• Costa Rica Coffee Guide

Costa Rica Takes Sides on Arizona Immigration Conflict

July 30, 2010

Days before a controversial U.S. immigration law was poised to take effect, Costa Rica presented an amicus curiae brief in the U.S. District Court of Arizona, detailing its opposition to the U.S. state of Arizona’s new legislation targeting illegal immigrants.

In submitting its brief, the Central American country can enter an opinion into the court record without being directly involved in the controversy. Costa Rica added its voice to that of Mexico, Argentina, Bolivia, Ecuador, El Salvador and Nicaragua in denouncing Arizona’s new law.

The Central American country based its opinion on the premise that it was protecting “the civil and human rights of Costa Rican citizens while in the United States.

“Faithful to its tradition of promoting and defending human rights, Costa Rica has raised its voice against discrimination against immigrants in the United States,” the Costa Rican Foreign Ministry wrote in a press release.

On Wednesday, July 28, Federal Judge Susan R. Bolton issued a ruling that significantly weakened the law. She called immigration a federal issue and removed the major provisions that conflicted with national laws or further burdened federal resources.

The ruling took aim at a provision that required officers to determine the immigration status of anyone they detain and annulled the provision that makes it a state crime under Arizona law to be in the United States illegally or to work in the United States illegally.

Since Arizona’s governor signed the law in April, it has drawn loud criticism from immigrant rights groups who fear widespread racial profiling and increased discrimination. Meanwhile, the law’s supporters argue it will effectively address the long-standing and expensive problem of illegal immigration, which has led to violence in Arizona’s southern border region and strained the state’s budget.

Under a new immigration law in Costa Rica, every hotel and lodging facility must keep a record of its foreign guests. Foreigners are required to carry a passport or a copy of their passport at all times; failure to do so can lead to a 24-hour detention.

–Chrissie Long

You may be interested

One year after first case, Costa Rica to broadcast Covid memorial
Costa Rica
1219 views
Costa Rica
1219 views

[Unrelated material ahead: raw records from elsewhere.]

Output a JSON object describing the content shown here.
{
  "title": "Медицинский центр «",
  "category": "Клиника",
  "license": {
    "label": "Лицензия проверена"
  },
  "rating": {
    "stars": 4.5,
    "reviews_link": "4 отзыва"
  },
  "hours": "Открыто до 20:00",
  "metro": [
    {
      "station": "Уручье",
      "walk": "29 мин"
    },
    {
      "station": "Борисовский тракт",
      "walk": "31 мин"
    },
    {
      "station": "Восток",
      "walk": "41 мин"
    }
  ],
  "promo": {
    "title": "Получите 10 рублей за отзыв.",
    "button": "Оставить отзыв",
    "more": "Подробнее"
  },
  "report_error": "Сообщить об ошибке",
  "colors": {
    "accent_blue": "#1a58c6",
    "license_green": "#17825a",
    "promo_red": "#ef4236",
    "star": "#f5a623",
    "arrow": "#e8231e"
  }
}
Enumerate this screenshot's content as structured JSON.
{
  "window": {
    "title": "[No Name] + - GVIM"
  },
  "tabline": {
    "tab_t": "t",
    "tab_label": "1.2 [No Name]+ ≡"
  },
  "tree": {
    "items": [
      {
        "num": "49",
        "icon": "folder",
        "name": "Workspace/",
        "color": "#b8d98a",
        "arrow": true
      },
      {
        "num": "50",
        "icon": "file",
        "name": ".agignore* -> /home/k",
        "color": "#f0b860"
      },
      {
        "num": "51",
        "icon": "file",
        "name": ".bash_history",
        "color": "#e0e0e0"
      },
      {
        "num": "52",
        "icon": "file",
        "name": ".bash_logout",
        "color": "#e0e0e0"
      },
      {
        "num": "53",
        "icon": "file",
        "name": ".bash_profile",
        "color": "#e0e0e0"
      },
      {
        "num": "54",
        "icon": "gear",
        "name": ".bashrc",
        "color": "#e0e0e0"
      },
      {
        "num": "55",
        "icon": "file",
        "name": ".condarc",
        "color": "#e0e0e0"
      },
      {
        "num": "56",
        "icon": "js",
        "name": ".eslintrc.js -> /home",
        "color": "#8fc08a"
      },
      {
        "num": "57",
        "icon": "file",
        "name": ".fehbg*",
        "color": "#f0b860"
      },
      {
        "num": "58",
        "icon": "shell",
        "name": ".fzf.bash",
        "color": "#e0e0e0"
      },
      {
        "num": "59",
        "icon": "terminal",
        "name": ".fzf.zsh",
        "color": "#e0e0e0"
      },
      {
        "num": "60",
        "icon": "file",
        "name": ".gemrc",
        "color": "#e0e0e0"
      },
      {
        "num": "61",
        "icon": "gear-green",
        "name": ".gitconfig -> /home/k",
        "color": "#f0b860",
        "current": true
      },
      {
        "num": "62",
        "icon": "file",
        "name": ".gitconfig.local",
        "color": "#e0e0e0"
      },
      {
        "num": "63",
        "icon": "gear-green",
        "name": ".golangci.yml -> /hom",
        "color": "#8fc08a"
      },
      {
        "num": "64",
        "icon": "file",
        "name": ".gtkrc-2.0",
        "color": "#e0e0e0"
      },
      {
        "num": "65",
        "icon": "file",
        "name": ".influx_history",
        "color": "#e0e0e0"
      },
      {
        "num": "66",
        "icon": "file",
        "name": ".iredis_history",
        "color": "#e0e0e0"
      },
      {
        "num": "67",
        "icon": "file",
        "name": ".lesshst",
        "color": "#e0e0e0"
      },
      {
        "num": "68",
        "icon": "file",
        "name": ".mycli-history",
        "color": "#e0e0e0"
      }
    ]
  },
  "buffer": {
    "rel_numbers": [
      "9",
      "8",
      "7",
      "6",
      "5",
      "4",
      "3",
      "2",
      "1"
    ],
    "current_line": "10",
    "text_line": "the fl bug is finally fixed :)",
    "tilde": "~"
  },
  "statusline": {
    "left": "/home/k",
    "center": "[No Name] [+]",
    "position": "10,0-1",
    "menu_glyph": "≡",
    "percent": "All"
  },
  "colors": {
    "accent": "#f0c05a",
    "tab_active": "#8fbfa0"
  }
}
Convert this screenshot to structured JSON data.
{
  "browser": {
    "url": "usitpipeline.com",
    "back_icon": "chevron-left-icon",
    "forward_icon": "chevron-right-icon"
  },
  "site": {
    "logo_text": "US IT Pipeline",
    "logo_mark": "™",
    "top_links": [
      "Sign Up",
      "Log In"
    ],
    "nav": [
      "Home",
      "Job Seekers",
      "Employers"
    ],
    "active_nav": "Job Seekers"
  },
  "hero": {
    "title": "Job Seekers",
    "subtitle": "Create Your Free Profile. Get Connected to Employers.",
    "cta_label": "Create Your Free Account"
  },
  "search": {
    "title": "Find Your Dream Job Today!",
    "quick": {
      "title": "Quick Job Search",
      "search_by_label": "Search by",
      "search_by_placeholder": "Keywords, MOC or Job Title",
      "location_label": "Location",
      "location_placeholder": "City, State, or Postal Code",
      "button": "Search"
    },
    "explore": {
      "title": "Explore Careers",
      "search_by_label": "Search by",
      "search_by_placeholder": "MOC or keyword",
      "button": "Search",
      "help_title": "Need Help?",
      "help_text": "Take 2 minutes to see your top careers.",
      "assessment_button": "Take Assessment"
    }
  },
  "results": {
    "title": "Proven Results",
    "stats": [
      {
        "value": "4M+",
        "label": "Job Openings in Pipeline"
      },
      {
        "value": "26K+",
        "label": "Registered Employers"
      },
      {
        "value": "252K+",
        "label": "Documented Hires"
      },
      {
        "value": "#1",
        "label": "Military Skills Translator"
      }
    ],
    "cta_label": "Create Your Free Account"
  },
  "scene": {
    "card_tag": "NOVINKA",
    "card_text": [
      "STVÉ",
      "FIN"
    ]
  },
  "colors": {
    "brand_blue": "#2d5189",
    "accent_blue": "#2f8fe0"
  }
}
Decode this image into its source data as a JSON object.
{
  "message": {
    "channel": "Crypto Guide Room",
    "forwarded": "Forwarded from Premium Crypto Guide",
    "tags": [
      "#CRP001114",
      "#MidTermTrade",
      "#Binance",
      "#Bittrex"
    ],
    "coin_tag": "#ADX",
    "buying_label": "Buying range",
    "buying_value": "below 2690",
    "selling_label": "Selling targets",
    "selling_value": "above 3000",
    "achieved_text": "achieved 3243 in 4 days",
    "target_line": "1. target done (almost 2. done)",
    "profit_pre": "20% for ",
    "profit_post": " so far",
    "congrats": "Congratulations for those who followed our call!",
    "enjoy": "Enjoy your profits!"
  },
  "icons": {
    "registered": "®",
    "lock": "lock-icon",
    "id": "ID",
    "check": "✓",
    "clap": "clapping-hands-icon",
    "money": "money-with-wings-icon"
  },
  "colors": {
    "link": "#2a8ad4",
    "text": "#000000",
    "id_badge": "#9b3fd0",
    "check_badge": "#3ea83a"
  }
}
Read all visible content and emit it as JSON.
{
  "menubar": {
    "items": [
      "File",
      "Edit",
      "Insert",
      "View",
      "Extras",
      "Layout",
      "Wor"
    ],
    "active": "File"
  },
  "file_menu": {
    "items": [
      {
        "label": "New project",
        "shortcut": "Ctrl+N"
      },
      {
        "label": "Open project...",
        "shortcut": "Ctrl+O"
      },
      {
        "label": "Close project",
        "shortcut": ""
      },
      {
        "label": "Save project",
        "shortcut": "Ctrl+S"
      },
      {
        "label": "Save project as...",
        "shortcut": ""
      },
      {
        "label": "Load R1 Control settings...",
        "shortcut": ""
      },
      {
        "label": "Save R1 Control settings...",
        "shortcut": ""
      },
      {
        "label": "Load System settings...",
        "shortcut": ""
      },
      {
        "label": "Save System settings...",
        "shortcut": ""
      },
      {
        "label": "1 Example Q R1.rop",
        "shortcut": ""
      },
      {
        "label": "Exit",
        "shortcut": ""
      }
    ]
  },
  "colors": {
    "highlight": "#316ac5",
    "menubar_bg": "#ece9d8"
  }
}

One year after first case, Costa Rica to broadcast Covid memorial

The Tico Times - March 5, 2021

Costa Rica confirmed its first coronavirus case on March 6, 2020. By the end of the month, the country had…

Stress-related dental problems rising due to COVID: More patients choose Costa Rica dental tourism
Dental Tourism
2710 views
Dental Tourism
2710 views

Stress-related dental problems rising due to COVID: More patients choose Costa Rica dental tourism

James Madigan / Costa Rica Dental Guide - March 5, 2021

According to a recent report by the American Dental Association, the vast majority of dentists indicate that the prevalence of…

Costa Rica an ‘ideal destination’ for digital nomads, Tourism Board says
Costa Rica
6173 views
Costa Rica
6173 views

Costa Rica an ‘ideal destination’ for digital nomads, Tourism Board says

Alejandro Zúñiga - March 5, 2021

A growing number of people have turned to the dream of a "digital nomad" lifestyle -- answering emails from the…